Humans have the biological to be potential venomous, just like snakes. While humans are not venomous, they have the necessary, "tools" for the function. Researchers have found that snakes and mammals share a set of genes that have similar activity within salivary and venom gland tissue. For the study, researchers looked at the genes that were present before venom's origin.
These common genes provide and important foundation for evolving venom by ensuing that the glands can produce high loads of proteins. The study include under the right evolutionary conditions human salivary glands could be repurposed to play a venomous role. Researchers don't know how oral venom systems originated and most research on venom evolution has focused on the toxins.
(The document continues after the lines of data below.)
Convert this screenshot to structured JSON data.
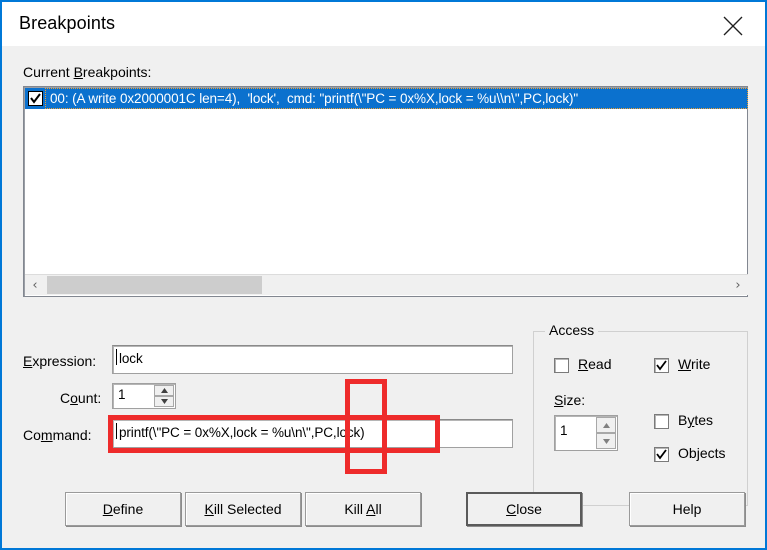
{
  "window": {
    "title": "Breakpoints",
    "close_icon": "close-icon",
    "accent": "#0078d7"
  },
  "list": {
    "label": "Current Breakpoints:",
    "label_accel": "B",
    "rows": [
      {
        "checked": true,
        "text": "00: (A write 0x2000001C len=4),  'lock',  cmd: \"printf(\\\"PC = 0x%X,lock = %u\\\\n\\\",PC,lock)\"",
        "selected": true
      }
    ],
    "scrollbar": {
      "left_arrow": "‹",
      "right_arrow": "›"
    }
  },
  "form": {
    "expression": {
      "label": "Expression:",
      "accel": "E",
      "value": "lock",
      "placeholder": ""
    },
    "count": {
      "label": "Count:",
      "accel": "o",
      "value": "1"
    },
    "command": {
      "label": "Command:",
      "accel": "m",
      "value": "printf(\\\"PC = 0x%X,lock = %u\\n\\\",PC,lock)",
      "placeholder": ""
    }
  },
  "access": {
    "title": "Access",
    "read": {
      "label": "Read",
      "accel": "R",
      "checked": false
    },
    "write": {
      "label": "Write",
      "accel": "W",
      "checked": true
    },
    "size": {
      "label": "Size:",
      "accel": "S",
      "value": "1"
    },
    "bytes": {
      "label": "Bytes",
      "accel": "y",
      "checked": false
    },
    "objects": {
      "label": "Objects",
      "accel": "j",
      "checked": true
    }
  },
  "buttons": [
    {
      "label": "Define",
      "accel": "D",
      "focused": false
    },
    {
      "label": "Kill Selected",
      "accel": "K",
      "focused": false
    },
    {
      "label": "Kill All",
      "accel": "A",
      "focused": false
    },
    {
      "label": "Close",
      "accel": "C",
      "focused": true
    },
    {
      "label": "Help",
      "accel": "",
      "focused": false
    }
  ],
  "annotations": {
    "color": "#ee2b2b",
    "highlight_command_field": true,
    "highlight_vertical_marker": true
  }
}
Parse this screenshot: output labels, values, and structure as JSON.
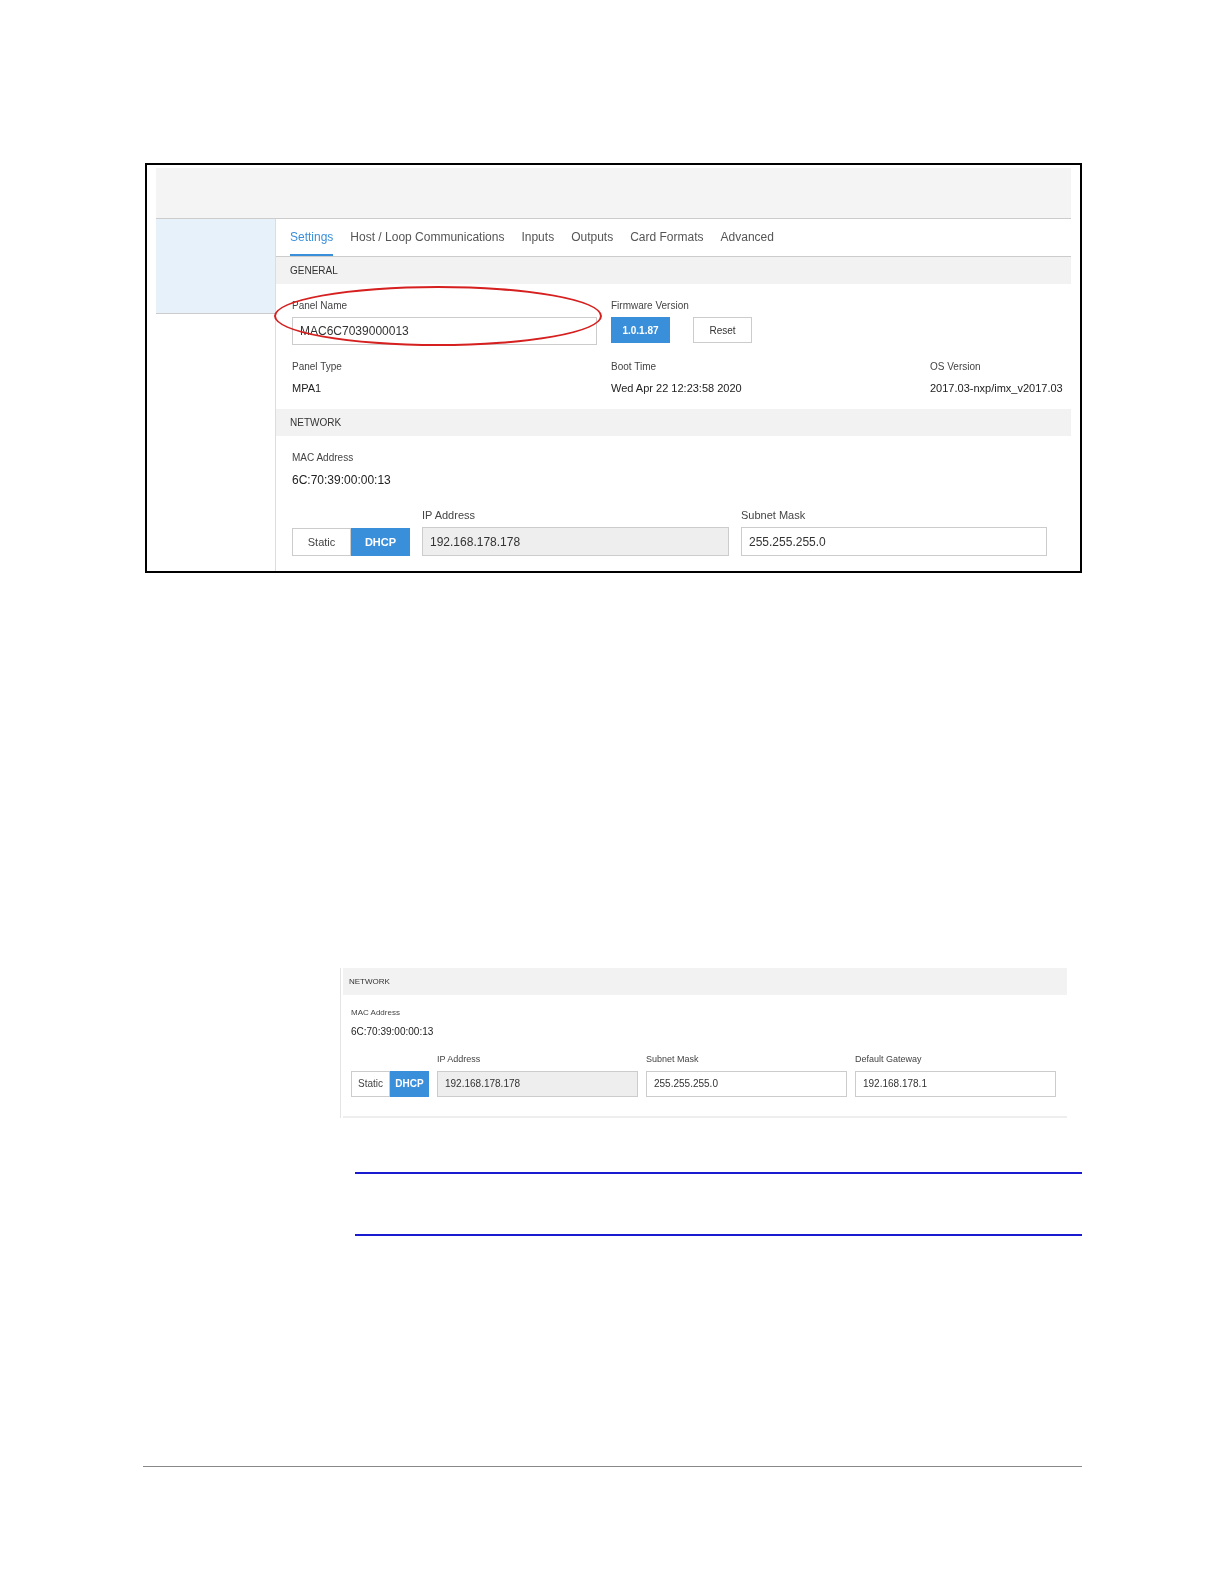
{
  "screenshot_1": {
    "tabs": [
      {
        "label": "Settings",
        "selected": true
      },
      {
        "label": "Host / Loop Communications",
        "selected": false
      },
      {
        "label": "Inputs",
        "selected": false
      },
      {
        "label": "Outputs",
        "selected": false
      },
      {
        "label": "Card Formats",
        "selected": false
      },
      {
        "label": "Advanced",
        "selected": false
      }
    ],
    "general": {
      "heading": "GENERAL",
      "panel_name": {
        "label": "Panel Name",
        "value": "MAC6C7039000013",
        "circled": true
      },
      "firmware": {
        "label": "Firmware Version",
        "version_button": "1.0.1.87",
        "reset_button": "Reset"
      },
      "info": [
        {
          "label": "Panel Type",
          "value": "MPA1"
        },
        {
          "label": "Boot Time",
          "value": "Wed Apr 22 12:23:58 2020"
        },
        {
          "label": "OS Version",
          "value": "2017.03-nxp/imx_v2017.03"
        }
      ]
    },
    "network": {
      "heading": "NETWORK",
      "mac": {
        "label": "MAC Address",
        "value": "6C:70:39:00:00:13"
      },
      "modes": [
        {
          "label": "Static",
          "selected": false
        },
        {
          "label": "DHCP",
          "selected": true
        }
      ],
      "fields": [
        {
          "label": "IP Address",
          "value": "192.168.178.178",
          "disabled": true
        },
        {
          "label": "Subnet Mask",
          "value": "255.255.255.0",
          "disabled": false
        }
      ]
    }
  },
  "screenshot_2": {
    "network": {
      "heading": "NETWORK",
      "mac": {
        "label": "MAC Address",
        "value": "6C:70:39:00:00:13"
      },
      "modes": [
        {
          "label": "Static",
          "selected": false
        },
        {
          "label": "DHCP",
          "selected": true
        }
      ],
      "fields": [
        {
          "label": "IP Address",
          "value": "192.168.178.178",
          "disabled": true
        },
        {
          "label": "Subnet Mask",
          "value": "255.255.255.0",
          "disabled": false
        },
        {
          "label": "Default Gateway",
          "value": "192.168.178.1",
          "disabled": false
        }
      ]
    }
  }
}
These oral venom systems evolved multiple times in numerous vertebrates during evolution. Researchers show the these systems likely originated from a "gene regulatory network". They found this network to to be conserved in reptiles, birds and mammals. Researchers identified around 3,000 of these genes.
Then they looked at the venomes of other species including mammals like dogs, chimpanzees and humans and found that they contained their own versions of these genes. These were abundant in the human salivary gland. Venoms are cocktail of proteins that animals have weaponized to immobilize and kill prey, as well as for self-defense.
Venom can be found in so many different animals including jellyfish, spiders scorpions, snakes and even some mammals. Previous studies have shown that male mice produce compounds in their saliva that are highly toxic when injected into rats.
Researchers concluded that under certain ecological conditions we might encounter venomous mice in a few thousand years.